The phonetics-phonology interface in perception and production
This course first gives an overview of different conceptions of the phonetics-phonology interface and illustrates how these conceptions changed throughout the history of linguistics. We will then focus on modular approaches of grammar and investigate criteria to distinguish phonetic from phonological processes.
The second half of the course introduces a formal model of the phonetics-phonology interface, namely Bidirectional Phonetics and Phonology (BiPhon; Boersma 2007), which departs from traditional phonological theories by modelling not only the production process but also speech perception and comprehension. In this model, the same phonological restrictions apply in both procession directions. Though formalized within Optimality Theory, BiPhon does not employ innate, universal constraints. We will have a closer look at how phonological structure (such as features) is acquired in the BiPhon model, and how arbitrary mappings between phonetics and phonology can emerge due to diachronic changes.

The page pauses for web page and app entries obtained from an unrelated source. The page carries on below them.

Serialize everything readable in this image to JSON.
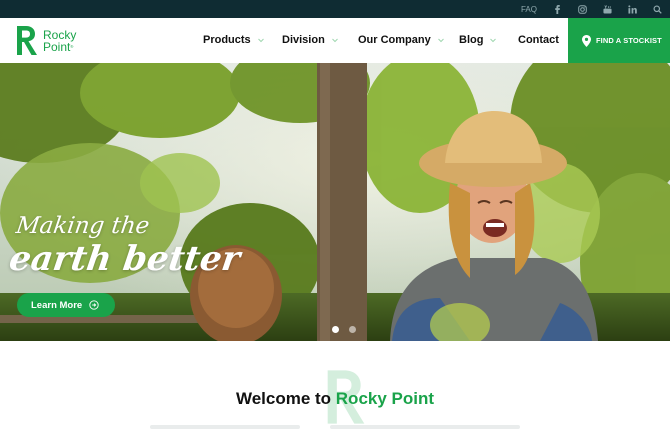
{
  "topbar": {
    "faq": "FAQ",
    "icons": [
      "facebook-icon",
      "instagram-icon",
      "youtube-icon",
      "linkedin-icon",
      "search-icon"
    ]
  },
  "header": {
    "logo": {
      "line1": "Rocky",
      "line2": "Point",
      "trademark": "®"
    },
    "nav": [
      {
        "label": "Products",
        "has_dropdown": true
      },
      {
        "label": "Division",
        "has_dropdown": true
      },
      {
        "label": "Our Company",
        "has_dropdown": true
      },
      {
        "label": "Blog",
        "has_dropdown": true
      },
      {
        "label": "Contact",
        "has_dropdown": false
      }
    ],
    "cta": "FIND A STOCKIST"
  },
  "hero": {
    "tagline_line1": "Making the",
    "tagline_line2": "earth better",
    "button": "Learn More",
    "slides": 2,
    "active_slide": 1
  },
  "welcome": {
    "title_prefix": "Welcome to ",
    "title_brand": "Rocky Point"
  },
  "colors": {
    "brand_green": "#1aa34a",
    "topbar_bg": "#0f2c33",
    "text_dark": "#111111"
  }
}
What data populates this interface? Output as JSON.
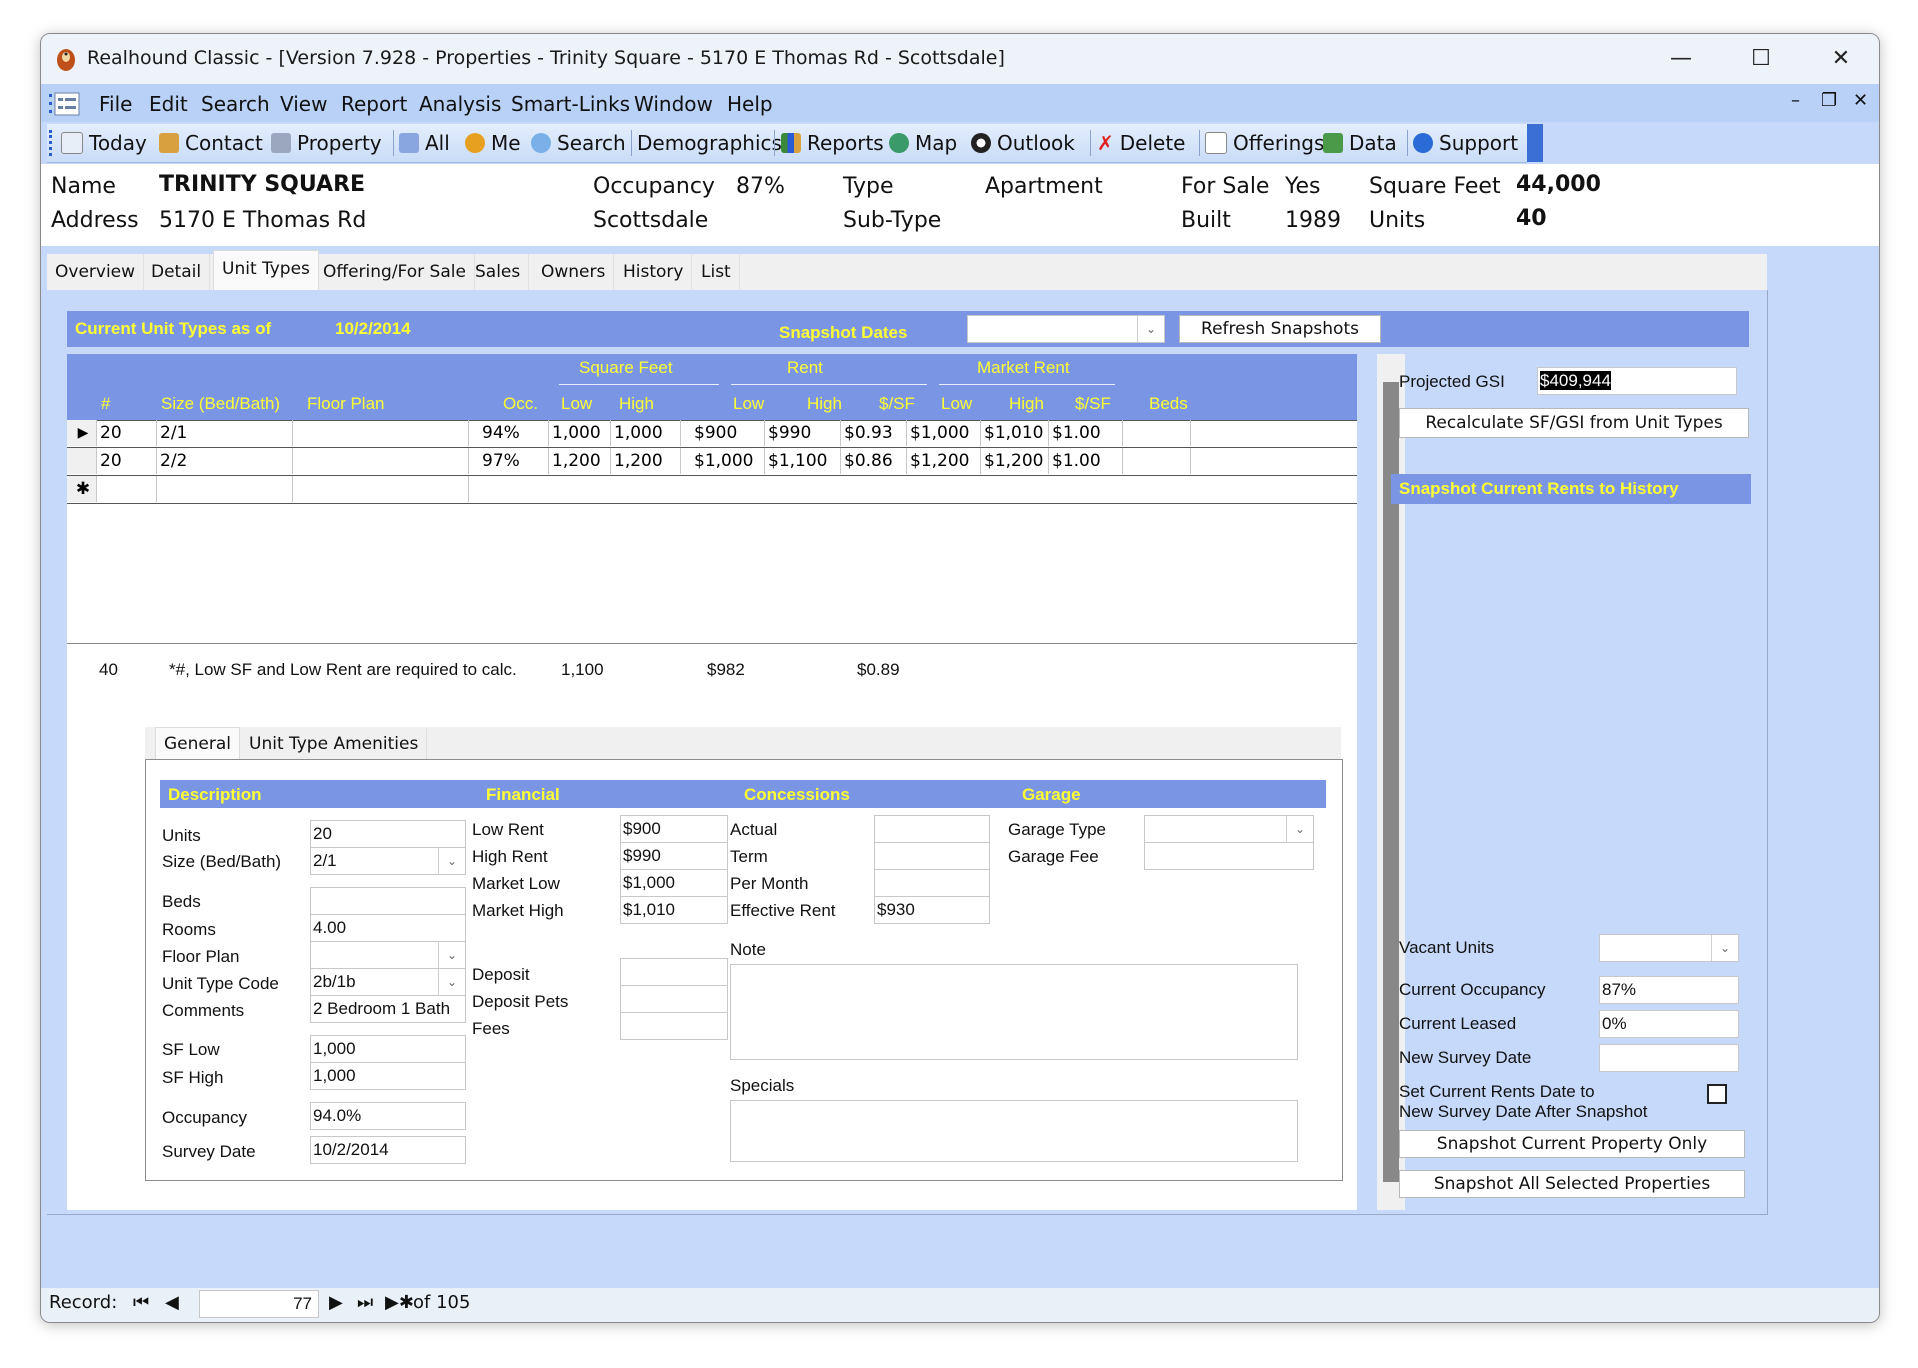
{
  "window": {
    "title": "Realhound Classic - [Version 7.928 - Properties - Trinity Square - 5170 E Thomas Rd - Scottsdale]",
    "controls": [
      "minimize",
      "maximize",
      "close"
    ]
  },
  "menu": {
    "items": [
      "File",
      "Edit",
      "Search",
      "View",
      "Report",
      "Analysis",
      "Smart-Links",
      "Window",
      "Help"
    ],
    "mdi_controls": [
      "minimize",
      "restore",
      "close"
    ]
  },
  "toolbar": {
    "items": [
      {
        "label": "Today",
        "icon": "calendar-icon"
      },
      {
        "label": "Contact",
        "icon": "contacts-icon"
      },
      {
        "label": "Property",
        "icon": "building-icon"
      },
      {
        "label": "All",
        "icon": "all-icon"
      },
      {
        "label": "Me",
        "icon": "person-icon"
      },
      {
        "label": "Search",
        "icon": "magnifier-icon"
      },
      {
        "label": "Demographics",
        "icon": ""
      },
      {
        "label": "Reports",
        "icon": "chart-icon"
      },
      {
        "label": "Map",
        "icon": "globe-icon"
      },
      {
        "label": "Outlook",
        "icon": "yin-yang-icon"
      },
      {
        "label": "Delete",
        "icon": "delete-icon"
      },
      {
        "label": "Offerings",
        "icon": "list-icon"
      },
      {
        "label": "Data",
        "icon": "data-icon"
      },
      {
        "label": "Support",
        "icon": "help-icon"
      }
    ]
  },
  "property": {
    "name_label": "Name",
    "name": "TRINITY SQUARE",
    "address_label": "Address",
    "address": "5170 E Thomas Rd",
    "occupancy_label": "Occupancy",
    "occupancy": "87%",
    "city": "Scottsdale",
    "type_label": "Type",
    "type": "Apartment",
    "subtype_label": "Sub-Type",
    "subtype": "",
    "forsale_label": "For Sale",
    "forsale": "Yes",
    "built_label": "Built",
    "built": "1989",
    "sqft_label": "Square Feet",
    "sqft": "44,000",
    "units_label": "Units",
    "units": "40"
  },
  "tabs": [
    "Overview",
    "Detail",
    "Unit Types",
    "Offering/For Sale",
    "Sales",
    "Owners",
    "History",
    "List"
  ],
  "active_tab": "Unit Types",
  "unit_types": {
    "header_label": "Current Unit Types as of",
    "header_date": "10/2/2014",
    "snapshot_label": "Snapshot Dates",
    "snapshot_value": "",
    "refresh_button": "Refresh Snapshots",
    "group_headers": {
      "sqft": "Square Feet",
      "rent": "Rent",
      "market": "Market Rent"
    },
    "columns": [
      "#",
      "Size (Bed/Bath)",
      "Floor Plan",
      "Occ.",
      "Low",
      "High",
      "Low",
      "High",
      "$/SF",
      "Low",
      "High",
      "$/SF",
      "Beds"
    ],
    "rows": [
      {
        "num": "20",
        "size": "2/1",
        "floor_plan": "",
        "occ": "94%",
        "sf_low": "1,000",
        "sf_high": "1,000",
        "rent_low": "$900",
        "rent_high": "$990",
        "rent_psf": "$0.93",
        "mkt_low": "$1,000",
        "mkt_high": "$1,010",
        "mkt_psf": "$1.00",
        "beds": ""
      },
      {
        "num": "20",
        "size": "2/2",
        "floor_plan": "",
        "occ": "97%",
        "sf_low": "1,200",
        "sf_high": "1,200",
        "rent_low": "$1,000",
        "rent_high": "$1,100",
        "rent_psf": "$0.86",
        "mkt_low": "$1,200",
        "mkt_high": "$1,200",
        "mkt_psf": "$1.00",
        "beds": ""
      }
    ],
    "totals": {
      "units": "40",
      "note": "*#, Low SF and Low Rent are required to calc.",
      "sf": "1,100",
      "rent": "$982",
      "psf": "$0.89"
    }
  },
  "right_panel": {
    "projected_gsi_label": "Projected GSI",
    "projected_gsi": "$409,944",
    "recalc_button": "Recalculate SF/GSI from Unit Types",
    "snapshot_header": "Snapshot Current Rents to History",
    "vacant_units_label": "Vacant Units",
    "vacant_units": "",
    "current_occupancy_label": "Current Occupancy",
    "current_occupancy": "87%",
    "current_leased_label": "Current Leased",
    "current_leased": "0%",
    "new_survey_label": "New Survey Date",
    "new_survey": "",
    "set_rents_label_1": "Set Current Rents Date to",
    "set_rents_label_2": "New Survey Date After Snapshot",
    "set_rents_checked": false,
    "snapshot_current_button": "Snapshot Current Property Only",
    "snapshot_all_button": "Snapshot All Selected Properties"
  },
  "detail_tabs": [
    "General",
    "Unit Type Amenities"
  ],
  "detail": {
    "sections": {
      "description": "Description",
      "financial": "Financial",
      "concessions": "Concessions",
      "garage": "Garage"
    },
    "description": {
      "units_label": "Units",
      "units": "20",
      "size_label": "Size (Bed/Bath)",
      "size": "2/1",
      "beds_label": "Beds",
      "beds": "",
      "rooms_label": "Rooms",
      "rooms": "4.00",
      "floor_plan_label": "Floor Plan",
      "floor_plan": "",
      "code_label": "Unit Type Code",
      "code": "2b/1b",
      "comments_label": "Comments",
      "comments": "2 Bedroom 1 Bath",
      "sf_low_label": "SF Low",
      "sf_low": "1,000",
      "sf_high_label": "SF High",
      "sf_high": "1,000",
      "occupancy_label": "Occupancy",
      "occupancy": "94.0%",
      "survey_label": "Survey Date",
      "survey": "10/2/2014"
    },
    "financial": {
      "low_rent_label": "Low Rent",
      "low_rent": "$900",
      "high_rent_label": "High Rent",
      "high_rent": "$990",
      "market_low_label": "Market Low",
      "market_low": "$1,000",
      "market_high_label": "Market High",
      "market_high": "$1,010",
      "deposit_label": "Deposit",
      "deposit": "",
      "deposit_pets_label": "Deposit Pets",
      "deposit_pets": "",
      "fees_label": "Fees",
      "fees": ""
    },
    "concessions": {
      "actual_label": "Actual",
      "actual": "",
      "term_label": "Term",
      "term": "",
      "per_month_label": "Per Month",
      "per_month": "",
      "effective_label": "Effective Rent",
      "effective": "$930",
      "note_label": "Note",
      "note": "",
      "specials_label": "Specials",
      "specials": ""
    },
    "garage": {
      "type_label": "Garage Type",
      "type": "",
      "fee_label": "Garage Fee",
      "fee": ""
    }
  },
  "record_nav": {
    "label": "Record:",
    "current": "77",
    "of_label": "of 105"
  },
  "colors": {
    "accent": "#7a95e4",
    "header_text": "#ffff33",
    "background": "#c6d9fb"
  }
}
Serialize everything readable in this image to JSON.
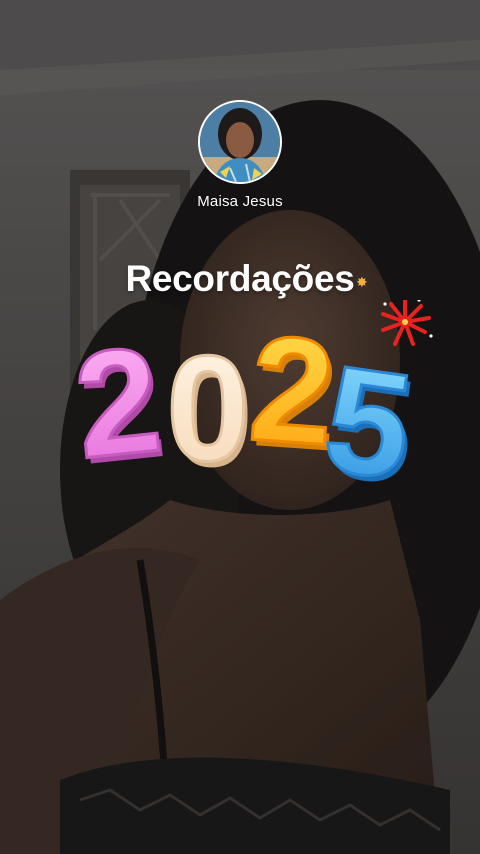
{
  "story": {
    "author_name": "Maisa Jesus",
    "avatar_icon": "profile-photo",
    "title": "Recordações",
    "year": "2025",
    "year_digits": [
      "2",
      "0",
      "2",
      "5"
    ],
    "colors": {
      "digit_1": "#f08ae6",
      "digit_2": "#ffe9c2",
      "digit_3": "#ffc21a",
      "digit_4": "#4fb6f0",
      "firework": "#e8231f",
      "sparkle": "#f1b23a"
    }
  }
}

Hamann, Silke (2011) The Phonetics-Phonology Interface. In: N. Kula, B. Botma & K. Nasukawa (eds.) Continuum Companion to Phonology. London: Continuum, 202–224.